## Problem to work on:
Down to the last line, copy the records below without any change.

(Supplied material)

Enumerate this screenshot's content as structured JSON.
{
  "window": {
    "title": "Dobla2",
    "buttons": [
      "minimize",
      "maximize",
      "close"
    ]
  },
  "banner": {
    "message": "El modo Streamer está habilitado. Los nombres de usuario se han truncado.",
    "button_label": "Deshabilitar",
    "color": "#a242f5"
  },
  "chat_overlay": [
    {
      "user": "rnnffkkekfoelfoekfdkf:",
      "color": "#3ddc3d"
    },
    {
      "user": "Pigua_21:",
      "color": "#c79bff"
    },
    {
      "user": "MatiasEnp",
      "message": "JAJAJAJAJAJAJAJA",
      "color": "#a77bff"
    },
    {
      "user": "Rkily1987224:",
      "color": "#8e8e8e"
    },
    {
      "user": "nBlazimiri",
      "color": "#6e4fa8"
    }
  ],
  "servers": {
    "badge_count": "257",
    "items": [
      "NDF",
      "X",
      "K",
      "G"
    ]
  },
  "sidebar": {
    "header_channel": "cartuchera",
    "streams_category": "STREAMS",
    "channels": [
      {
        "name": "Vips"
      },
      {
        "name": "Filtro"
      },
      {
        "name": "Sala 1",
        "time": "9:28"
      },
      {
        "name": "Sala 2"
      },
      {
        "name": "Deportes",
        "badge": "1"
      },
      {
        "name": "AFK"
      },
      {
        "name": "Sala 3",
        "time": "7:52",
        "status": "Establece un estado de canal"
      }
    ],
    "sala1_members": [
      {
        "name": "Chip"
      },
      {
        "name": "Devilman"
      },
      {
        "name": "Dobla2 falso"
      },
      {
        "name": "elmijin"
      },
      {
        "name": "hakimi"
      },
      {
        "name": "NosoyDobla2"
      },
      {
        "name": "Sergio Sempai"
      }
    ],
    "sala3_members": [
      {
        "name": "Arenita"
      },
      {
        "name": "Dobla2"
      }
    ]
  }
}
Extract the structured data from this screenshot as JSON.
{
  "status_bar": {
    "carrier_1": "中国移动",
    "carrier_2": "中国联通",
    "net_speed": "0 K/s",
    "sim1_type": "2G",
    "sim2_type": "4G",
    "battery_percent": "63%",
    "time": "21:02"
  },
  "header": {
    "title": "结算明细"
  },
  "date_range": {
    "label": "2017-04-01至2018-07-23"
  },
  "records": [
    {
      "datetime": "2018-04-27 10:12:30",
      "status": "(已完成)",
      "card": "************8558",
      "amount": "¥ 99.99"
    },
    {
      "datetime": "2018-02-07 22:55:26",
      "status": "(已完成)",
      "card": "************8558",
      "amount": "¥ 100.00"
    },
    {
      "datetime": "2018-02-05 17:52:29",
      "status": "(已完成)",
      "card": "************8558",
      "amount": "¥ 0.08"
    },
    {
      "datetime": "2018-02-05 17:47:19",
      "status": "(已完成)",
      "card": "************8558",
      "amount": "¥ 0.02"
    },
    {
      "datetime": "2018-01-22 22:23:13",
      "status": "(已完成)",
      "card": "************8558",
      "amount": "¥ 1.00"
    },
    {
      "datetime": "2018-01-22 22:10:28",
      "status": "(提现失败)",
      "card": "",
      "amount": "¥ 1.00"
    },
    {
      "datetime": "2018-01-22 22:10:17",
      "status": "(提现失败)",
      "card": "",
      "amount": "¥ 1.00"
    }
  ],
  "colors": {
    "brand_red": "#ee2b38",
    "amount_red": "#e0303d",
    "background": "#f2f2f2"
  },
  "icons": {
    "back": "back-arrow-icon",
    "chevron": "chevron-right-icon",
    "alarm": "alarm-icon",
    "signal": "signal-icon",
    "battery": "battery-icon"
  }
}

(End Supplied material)

## Written reply:
Enumerate this screenshot's content as structured JSON.
{
  "window": {
    "title": "Dobla2",
    "buttons": [
      "minimize",
      "maximize",
      "close"
    ]
  },
  "banner": {
    "message": "El modo Streamer está habilitado. Los nombres de usuario se han truncado.",
    "button_label": "Deshabilitar",
    "color": "#a242f5"
  },
  "chat_overlay": [
    {
      "user": "rnnffkkekfoelfoekfdkf:",
      "color": "#3ddc3d"
    },
    {
      "user": "Pigua_21:",
      "color": "#c79bff"
    },
    {
      "user": "MatiasEnp",
      "message": "JAJAJAJAJAJAJAJA",
      "color": "#a77bff"
    },
    {
      "user": "Rkily1987224:",
      "color": "#8e8e8e"
    },
    {
      "user": "nBlazimiri",
      "color": "#6e4fa8"
    }
  ],
  "servers": {
    "badge_count": "257",
    "items": [
      "NDF",
      "X",
      "K",
      "G"
    ]
  },
  "sidebar": {
    "header_channel": "cartuchera",
    "streams_category": "STREAMS",
    "channels": [
      {
        "name": "Vips"
      },
      {
        "name": "Filtro"
      },
      {
        "name": "Sala 1",
        "time": "9:28"
      },
      {
        "name": "Sala 2"
      },
      {
        "name": "Deportes",
        "badge": "1"
      },
      {
        "name": "AFK"
      },
      {
        "name": "Sala 3",
        "time": "7:52",
        "status": "Establece un estado de canal"
      }
    ],
    "sala1_members": [
      {
        "name": "Chip"
      },
      {
        "name": "Devilman"
      },
      {
        "name": "Dobla2 falso"
      },
      {
        "name": "elmijin"
      },
      {
        "name": "hakimi"
      },
      {
        "name": "NosoyDobla2"
      },
      {
        "name": "Sergio Sempai"
      }
    ],
    "sala3_members": [
      {
        "name": "Arenita"
      },
      {
        "name": "Dobla2"
      }
    ]
  }
}
Extract the structured data from this screenshot as JSON.
{
  "status_bar": {
    "carrier_1": "中国移动",
    "carrier_2": "中国联通",
    "net_speed": "0 K/s",
    "sim1_type": "2G",
    "sim2_type": "4G",
    "battery_percent": "63%",
    "time": "21:02"
  },
  "header": {
    "title": "结算明细"
  },
  "date_range": {
    "label": "2017-04-01至2018-07-23"
  },
  "records": [
    {
      "datetime": "2018-04-27 10:12:30",
      "status": "(已完成)",
      "card": "************8558",
      "amount": "¥ 99.99"
    },
    {
      "datetime": "2018-02-07 22:55:26",
      "status": "(已完成)",
      "card": "************8558",
      "amount": "¥ 100.00"
    },
    {
      "datetime": "2018-02-05 17:52:29",
      "status": "(已完成)",
      "card": "************8558",
      "amount": "¥ 0.08"
    },
    {
      "datetime": "2018-02-05 17:47:19",
      "status": "(已完成)",
      "card": "************8558",
      "amount": "¥ 0.02"
    },
    {
      "datetime": "2018-01-22 22:23:13",
      "status": "(已完成)",
      "card": "************8558",
      "amount": "¥ 1.00"
    },
    {
      "datetime": "2018-01-22 22:10:28",
      "status": "(提现失败)",
      "card": "",
      "amount": "¥ 1.00"
    },
    {
      "datetime": "2018-01-22 22:10:17",
      "status": "(提现失败)",
      "card": "",
      "amount": "¥ 1.00"
    }
  ],
  "colors": {
    "brand_red": "#ee2b38",
    "amount_red": "#e0303d",
    "background": "#f2f2f2"
  },
  "icons": {
    "back": "back-arrow-icon",
    "chevron": "chevron-right-icon",
    "alarm": "alarm-icon",
    "signal": "signal-icon",
    "battery": "battery-icon"
  }
}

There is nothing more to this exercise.